Why would anyone want to learn Klingon? Who really speaks Esperanto, anyway? Could there ever be a language based entirely on musical scales? Using constructed/invented languages as a vehicle, we will try to answer these questions as we discuss current ideas about linguistic theory, especially ideas surrounding the interaction of language and society. For example, what is it about the structure of Klingon that makes it look so “alien”? What was it about early 20th century Europe that spawned so many so-called “universal” languages? Can a language be inherently sexist? We will consider constructed/invented languages from a variety of viewpoints, such as languages created as fictional plot-devices, for philosophical debates, to serve an international function, and languages created for private fun. We wont be learning any one language specifically, but we will be learning about the art, ideas, and goals behind invented languages using diverse sources from literature, the internet, films, video games, and other aspects of popular culture.
Course Difficulty [Scale 1 to 10]: 7
Reason For Difficulty: Learn how to navigate syntax and be part of one of us. That’s right, being able to speak Klingon opens numerous doors that wouldn’t have been otherwise. majQa’ Sucheghmo’, jup!
10. Things That Go Bump in the Night
Introduction to mysterious experimental topics in the philosophy of mind. Brain-bisection and “split-brain syndrome” (two independent consciousnesses seem to inhabit the two separated brain hemispheres); “blindsight” (subjects see without visual sensations); “phantom limb phenomena” (pains are felt in an amputated and non-existent limb) after-image color (internal visual sensations with strong colour); “OOBEs” (out-of-body experiences, experimentally induced in recent experiments); the ambiguous figures, e.g. the “duck-rabbit” (without a change in stimulus, what is seen will assume a new aspect); “mental rotation” (experiments show subjects rotating mental images); and Libet’s experiment on free will (the physiological activity leading to an action precedes the conscious decision to act by 300 milliseconds). The leading idea of the course to uncover and study the premises in our conception of mind that make each experimental result so baffling. Prerequisite: One course in philosophy or psychology required.

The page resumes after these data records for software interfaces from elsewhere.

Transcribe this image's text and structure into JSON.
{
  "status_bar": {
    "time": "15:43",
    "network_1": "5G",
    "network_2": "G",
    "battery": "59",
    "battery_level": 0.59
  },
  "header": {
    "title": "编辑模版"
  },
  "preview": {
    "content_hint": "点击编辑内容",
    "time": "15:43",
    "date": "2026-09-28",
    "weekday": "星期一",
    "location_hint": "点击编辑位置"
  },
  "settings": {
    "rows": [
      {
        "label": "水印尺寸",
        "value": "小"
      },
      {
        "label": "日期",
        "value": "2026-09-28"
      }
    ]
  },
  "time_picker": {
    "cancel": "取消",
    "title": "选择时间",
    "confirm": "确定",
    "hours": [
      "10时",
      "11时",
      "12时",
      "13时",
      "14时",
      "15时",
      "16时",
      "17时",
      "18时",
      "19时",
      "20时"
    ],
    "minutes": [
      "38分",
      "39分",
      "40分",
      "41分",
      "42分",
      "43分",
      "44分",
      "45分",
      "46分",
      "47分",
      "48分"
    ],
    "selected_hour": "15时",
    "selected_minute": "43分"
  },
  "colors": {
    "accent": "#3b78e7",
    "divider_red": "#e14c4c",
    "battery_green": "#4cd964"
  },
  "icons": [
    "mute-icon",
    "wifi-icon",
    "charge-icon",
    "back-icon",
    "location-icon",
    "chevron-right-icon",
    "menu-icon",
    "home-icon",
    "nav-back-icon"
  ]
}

Course Difficulty [Scale 1 to 10]: 4
Reason For Difficulty: You’ll have to read a ton of scary stories, which will presumably keep you awake at night. Doesn’t help that Hamilton College is haunted as hell. Enjoy being alone at night!
Some of you are currently shaking your head asking yourselves, “Why? Why are we paying money to these fools? For this nonsense? These aren’t relevant to anything.” Well, an educational institution, although it fosters critical thinking, shouldn’t always be just purely academics — at least, how I see it. A little fun goes a long way. In a way, these courses are teaching students lessons about life that they won’t forget — unlike the three homologous series you find in aliphatic hydrocarbons. Engaging students means you’re going to get more out of them. These are just alternate and unconventional ways to get students to learn, and what’s so bad about that?